Start of Supplied records

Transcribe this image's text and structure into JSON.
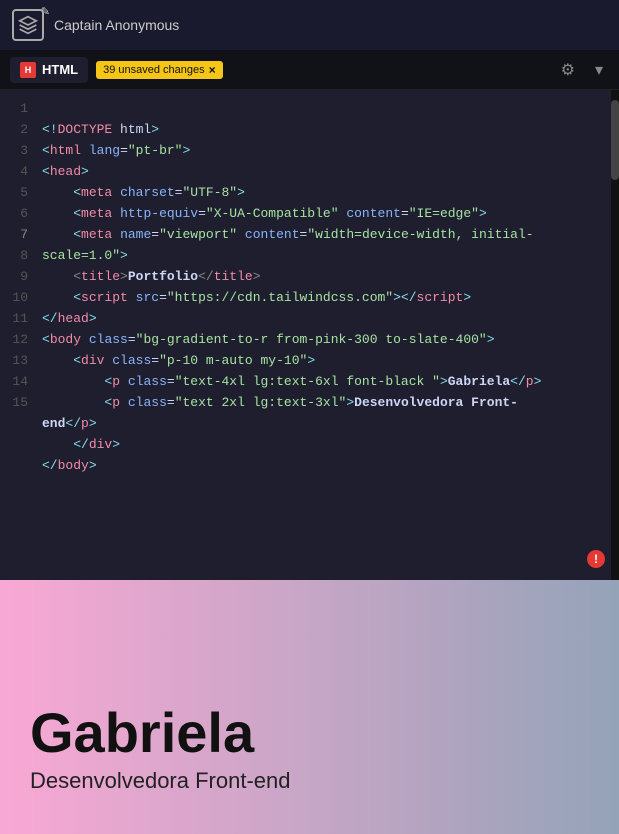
{
  "app": {
    "title": "Captain Anonymous",
    "logo_alt": "logo"
  },
  "tab_bar": {
    "tab_label": "HTML",
    "tab_dot": "H",
    "unsaved_badge": "39 unsaved changes",
    "unsaved_x": "×",
    "gear_icon": "⚙",
    "chevron_icon": "▾"
  },
  "editor": {
    "lines": [
      {
        "num": 1,
        "content": "html_doctype"
      },
      {
        "num": 2,
        "content": "html_lang"
      },
      {
        "num": 3,
        "content": "head_open"
      },
      {
        "num": 4,
        "content": "meta_charset"
      },
      {
        "num": 5,
        "content": "meta_http"
      },
      {
        "num": 6,
        "content": "meta_viewport"
      },
      {
        "num": 7,
        "content": "title_portfolio"
      },
      {
        "num": 8,
        "content": "script_tailwind"
      },
      {
        "num": 9,
        "content": "head_close"
      },
      {
        "num": 10,
        "content": "body_class"
      },
      {
        "num": 11,
        "content": "div_class"
      },
      {
        "num": 12,
        "content": "p_gabriela"
      },
      {
        "num": 13,
        "content": "p_desenvolvedora"
      },
      {
        "num": 14,
        "content": "div_close"
      },
      {
        "num": 15,
        "content": "body_close"
      }
    ]
  },
  "error_icon": "!",
  "preview": {
    "name": "Gabriela",
    "subtitle": "Desenvolvedora Front-end"
  }
}
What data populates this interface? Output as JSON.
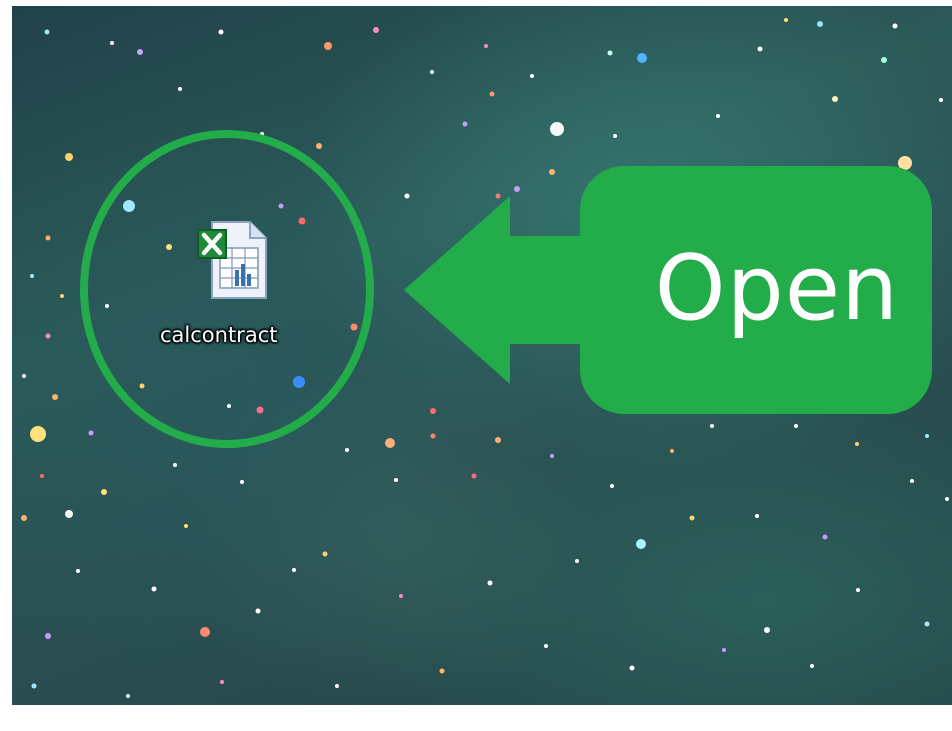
{
  "desktop": {
    "icon": {
      "icon_name": "excel-spreadsheet-icon",
      "label": "calcontract"
    }
  },
  "annotation": {
    "callout_text": "Open",
    "accent_color": "#22ad4a"
  }
}
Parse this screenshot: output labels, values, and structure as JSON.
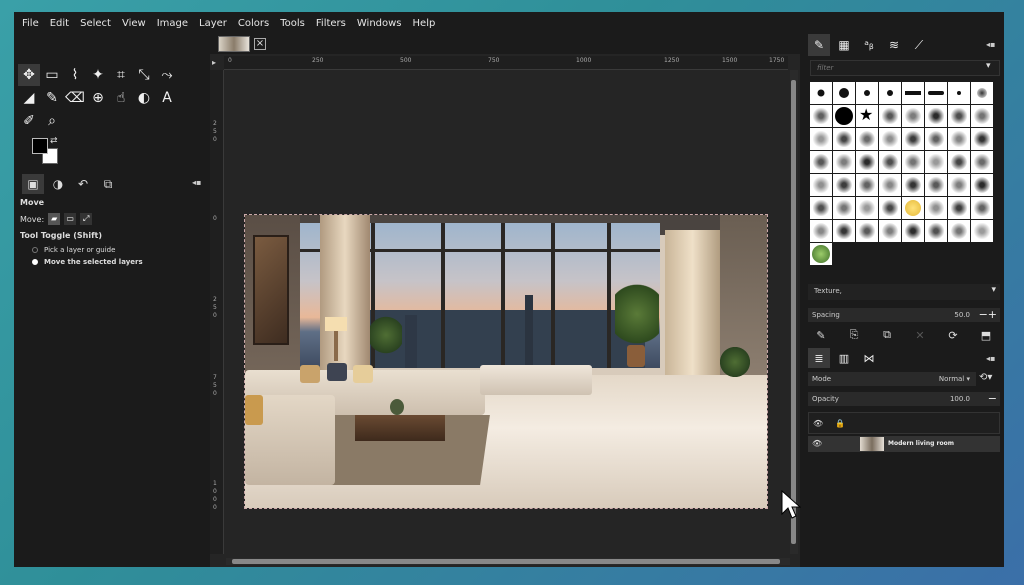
{
  "menu": [
    "File",
    "Edit",
    "Select",
    "View",
    "Image",
    "Layer",
    "Colors",
    "Tools",
    "Filters",
    "Windows",
    "Help"
  ],
  "toolbox": {
    "tools": [
      {
        "icon": "move-icon",
        "glyph": "✥",
        "selected": true
      },
      {
        "icon": "rect-select-icon",
        "glyph": "▭"
      },
      {
        "icon": "free-select-icon",
        "glyph": "⌇"
      },
      {
        "icon": "fuzzy-select-icon",
        "glyph": "✦"
      },
      {
        "icon": "crop-icon",
        "glyph": "⌗"
      },
      {
        "icon": "unified-transform-icon",
        "glyph": "⤡"
      },
      {
        "icon": "warp-transform-icon",
        "glyph": "⤳"
      },
      {
        "icon": "bucket-fill-icon",
        "glyph": "◢"
      },
      {
        "icon": "paintbrush-icon",
        "glyph": "✎"
      },
      {
        "icon": "eraser-icon",
        "glyph": "⌫"
      },
      {
        "icon": "clone-icon",
        "glyph": "⊕"
      },
      {
        "icon": "smudge-icon",
        "glyph": "☝"
      },
      {
        "icon": "dodge-burn-icon",
        "glyph": "◐"
      },
      {
        "icon": "text-icon",
        "glyph": "A"
      },
      {
        "icon": "color-picker-icon",
        "glyph": "✐"
      },
      {
        "icon": "zoom-icon",
        "glyph": "⌕"
      }
    ],
    "tool_options": {
      "title": "Move",
      "move_label": "Move:",
      "toggle_label": "Tool Toggle  (Shift)",
      "option_pick": "Pick a layer or guide",
      "option_move": "Move the selected layers"
    }
  },
  "ruler": {
    "top": [
      "0",
      "250",
      "500",
      "750",
      "1000",
      "1250",
      "1500",
      "1750"
    ],
    "left": [
      "2",
      "5",
      "0",
      "0",
      "2",
      "5",
      "0",
      "7",
      "5",
      "0",
      "1",
      "0",
      "0",
      "0"
    ]
  },
  "brushes": {
    "filter_placeholder": "filter",
    "texture_label": "Texture,",
    "spacing_label": "Spacing",
    "spacing_value": "50.0"
  },
  "layers": {
    "mode_label": "Mode",
    "mode_value": "Normal",
    "opacity_label": "Opacity",
    "opacity_value": "100.0",
    "layer_name": "Modern living room"
  },
  "colors": {
    "foreground": "#000000",
    "background": "#ffffff",
    "canvas_bg": "#252525",
    "desktop_gradient": "#3aa0a8"
  }
}
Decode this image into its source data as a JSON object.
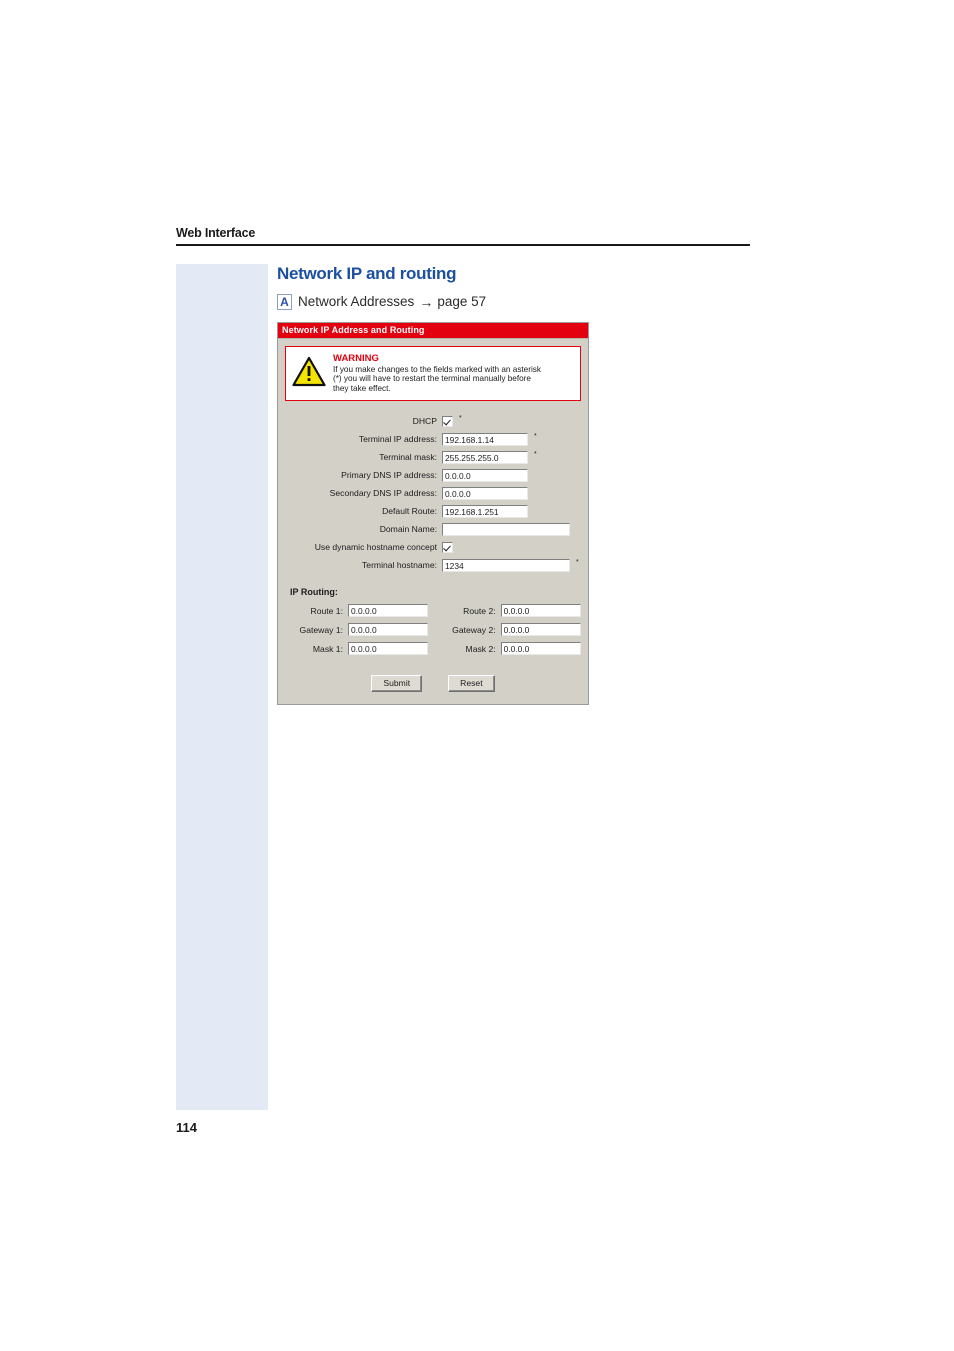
{
  "page": {
    "running_header": "Web Interface",
    "number": "114"
  },
  "section": {
    "title": "Network IP and routing",
    "xref": {
      "badge": "A",
      "label": "Network Addresses",
      "arrow": "→",
      "target": "page 57"
    }
  },
  "dialog": {
    "titlebar": "Network IP Address and Routing",
    "title_bg": "#e3000f",
    "body_bg": "#d3d0c8",
    "warning": {
      "icon": "warning-triangle-icon",
      "heading": "WARNING",
      "line1": "If you make changes to the fields marked with an asterisk",
      "line2": "(*) you will have to restart the terminal manually before",
      "line3": "they take effect.",
      "accent": "#e3000f"
    },
    "fields": [
      {
        "label": "DHCP",
        "type": "checkbox",
        "checked": true,
        "asterisk": "*"
      },
      {
        "label": "Terminal IP address:",
        "type": "text",
        "value": "192.168.1.14",
        "width": "std",
        "asterisk": "*"
      },
      {
        "label": "Terminal mask:",
        "type": "text",
        "value": "255.255.255.0",
        "width": "std",
        "asterisk": "*"
      },
      {
        "label": "Primary DNS IP address:",
        "type": "text",
        "value": "0.0.0.0",
        "width": "std",
        "asterisk": ""
      },
      {
        "label": "Secondary DNS IP address:",
        "type": "text",
        "value": "0.0.0.0",
        "width": "std",
        "asterisk": ""
      },
      {
        "label": "Default Route:",
        "type": "text",
        "value": "192.168.1.251",
        "width": "std",
        "asterisk": ""
      },
      {
        "label": "Domain Name:",
        "type": "text",
        "value": "",
        "width": "wide",
        "asterisk": ""
      },
      {
        "label": "Use dynamic hostname concept",
        "type": "checkbox",
        "checked": true,
        "asterisk": ""
      },
      {
        "label": "Terminal hostname:",
        "type": "text",
        "value": "1234",
        "width": "wide",
        "asterisk": "*"
      }
    ],
    "routing": {
      "heading": "IP Routing:",
      "rows": [
        {
          "label1": "Route 1:",
          "value1": "0.0.0.0",
          "label2": "Route 2:",
          "value2": "0.0.0.0"
        },
        {
          "label1": "Gateway 1:",
          "value1": "0.0.0.0",
          "label2": "Gateway 2:",
          "value2": "0.0.0.0"
        },
        {
          "label1": "Mask 1:",
          "value1": "0.0.0.0",
          "label2": "Mask 2:",
          "value2": "0.0.0.0"
        }
      ]
    },
    "buttons": {
      "submit": "Submit",
      "reset": "Reset"
    }
  }
}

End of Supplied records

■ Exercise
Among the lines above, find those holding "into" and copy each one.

■ Response
Transcribe this image's text and structure into JSON.
Decode this image into its source data as a JSON object.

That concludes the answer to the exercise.